It is always a thrill to discover such fully realized art—Hipkiss’s Alpha and Chris Mason have been making work together since 1983. Bulwark #5, 2017, is an accumulation of doily-shaped tondos. Elegant cascading squiggles safeguard delicate branches within. The branches appear to be releasing pollen or grasping for tiny flecks of life: sustenance against our intrusions.

Matthew Weinstein

“Like Life: Sculpture, Color, and the Body (1300–Now)”

The Met Breuer
945 Madison Avenue
March 21–July 22

View of “Like Life: Sculpture, Color, and the Body (1300–Now),” 2018.

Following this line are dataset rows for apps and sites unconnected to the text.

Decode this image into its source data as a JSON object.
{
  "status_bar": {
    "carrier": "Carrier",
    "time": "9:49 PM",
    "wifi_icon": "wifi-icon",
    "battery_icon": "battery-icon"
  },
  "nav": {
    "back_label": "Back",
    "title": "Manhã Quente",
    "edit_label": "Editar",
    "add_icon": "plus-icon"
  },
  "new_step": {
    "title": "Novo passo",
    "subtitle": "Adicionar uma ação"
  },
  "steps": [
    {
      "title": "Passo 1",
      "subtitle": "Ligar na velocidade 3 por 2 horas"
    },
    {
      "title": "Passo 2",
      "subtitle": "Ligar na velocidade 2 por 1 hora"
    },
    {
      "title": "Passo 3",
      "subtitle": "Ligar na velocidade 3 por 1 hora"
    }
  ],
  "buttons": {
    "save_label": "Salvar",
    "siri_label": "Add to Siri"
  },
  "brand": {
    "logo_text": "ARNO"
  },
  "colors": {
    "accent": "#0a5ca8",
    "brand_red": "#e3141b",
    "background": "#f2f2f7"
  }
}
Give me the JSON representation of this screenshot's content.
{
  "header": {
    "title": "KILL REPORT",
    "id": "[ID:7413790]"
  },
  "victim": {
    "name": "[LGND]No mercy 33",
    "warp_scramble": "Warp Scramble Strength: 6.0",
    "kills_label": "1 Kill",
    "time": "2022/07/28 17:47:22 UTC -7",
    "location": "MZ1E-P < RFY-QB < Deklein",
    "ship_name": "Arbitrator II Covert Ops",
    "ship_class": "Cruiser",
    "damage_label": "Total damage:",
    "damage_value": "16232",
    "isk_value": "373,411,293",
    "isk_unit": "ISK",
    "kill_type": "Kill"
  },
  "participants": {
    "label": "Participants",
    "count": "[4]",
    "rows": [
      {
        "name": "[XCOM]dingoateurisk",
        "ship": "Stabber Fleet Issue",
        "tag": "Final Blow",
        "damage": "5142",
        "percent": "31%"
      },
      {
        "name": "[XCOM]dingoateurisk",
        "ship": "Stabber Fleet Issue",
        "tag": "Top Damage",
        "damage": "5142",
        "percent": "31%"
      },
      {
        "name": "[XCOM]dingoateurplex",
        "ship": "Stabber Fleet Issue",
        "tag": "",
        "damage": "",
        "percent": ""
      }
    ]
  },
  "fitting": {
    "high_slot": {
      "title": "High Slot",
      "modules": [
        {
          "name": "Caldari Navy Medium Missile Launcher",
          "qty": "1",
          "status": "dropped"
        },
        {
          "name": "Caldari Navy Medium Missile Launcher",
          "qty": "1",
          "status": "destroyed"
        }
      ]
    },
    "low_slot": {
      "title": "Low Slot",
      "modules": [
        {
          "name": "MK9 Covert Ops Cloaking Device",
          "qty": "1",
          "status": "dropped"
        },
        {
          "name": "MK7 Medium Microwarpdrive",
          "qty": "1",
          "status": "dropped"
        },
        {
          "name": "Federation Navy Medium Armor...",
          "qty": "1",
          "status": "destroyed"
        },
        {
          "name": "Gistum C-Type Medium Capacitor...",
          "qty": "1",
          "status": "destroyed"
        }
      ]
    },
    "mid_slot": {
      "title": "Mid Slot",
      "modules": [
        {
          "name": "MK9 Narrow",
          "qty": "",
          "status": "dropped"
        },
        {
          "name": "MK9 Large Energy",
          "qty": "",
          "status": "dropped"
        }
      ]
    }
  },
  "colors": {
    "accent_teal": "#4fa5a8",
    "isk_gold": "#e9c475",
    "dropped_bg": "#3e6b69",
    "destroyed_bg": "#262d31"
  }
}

“Like Life” suggests that lifelikeness is the core business of Western sculpture. The historical platform it puts under contemporary practice makes it a near manifesto of plenty more to come. The 117 deftly chosen items for this exhibition range from gems of naturalism by great names (Donatello’s Bust of Niccolò da Uzzano, ca. 1430, which may have been modeled after the subject’s death mask), to forensic gadgets and philosophical toys by nonartists, such as the Auto-Icon of Jeremy Bentham, 1832 (a life-size effigy of the titular philosopher that contains his skeleton, casually seated in his brand new vitrine, wearing his own clothes, holding his favorite walking stick). That item granddaddies the work of living artists whose hyperlikenesses close the exhibition parentheses: Duane Hanson, Ron Mueck, Elmgreen & Dragset, and Charles Ray among them.

Keynote catalogue essays insist that lifelikeness requires color, and accuse the historical critics who imposed the white monochrome of excavated statuary as the one color of high art. The exhibition contents rather unmake that thesis. Clearly, artists (the ancients included) couldn’t ever keep their hands off the weirdest realness they could get, and color was only one tool in the box. The spellbound work of verisimilitude, although often tedious, never paused and has perhaps never been busier than today.

From color to technology—will it bring us yet-undreamed-of queasiness? The latest in hypericons, Goshka Macuga’s To the Son of Man Who Ate the Scroll, 2016, is a life-size seated figure that wakes, blinks, gestures, and talks. Yet some of the far less “real” things here move us with not so much reality; it’s often only a very slight coup de théâtre that accosts us. Rodin’s glass-paste Mask of Hanako, Type E, 1911, weakly pigmented and lying back in a modest vitrine (Rodin kept it on a pillow), is a fair example. Just a little lifelikeness may be enough.

Brandt Junceau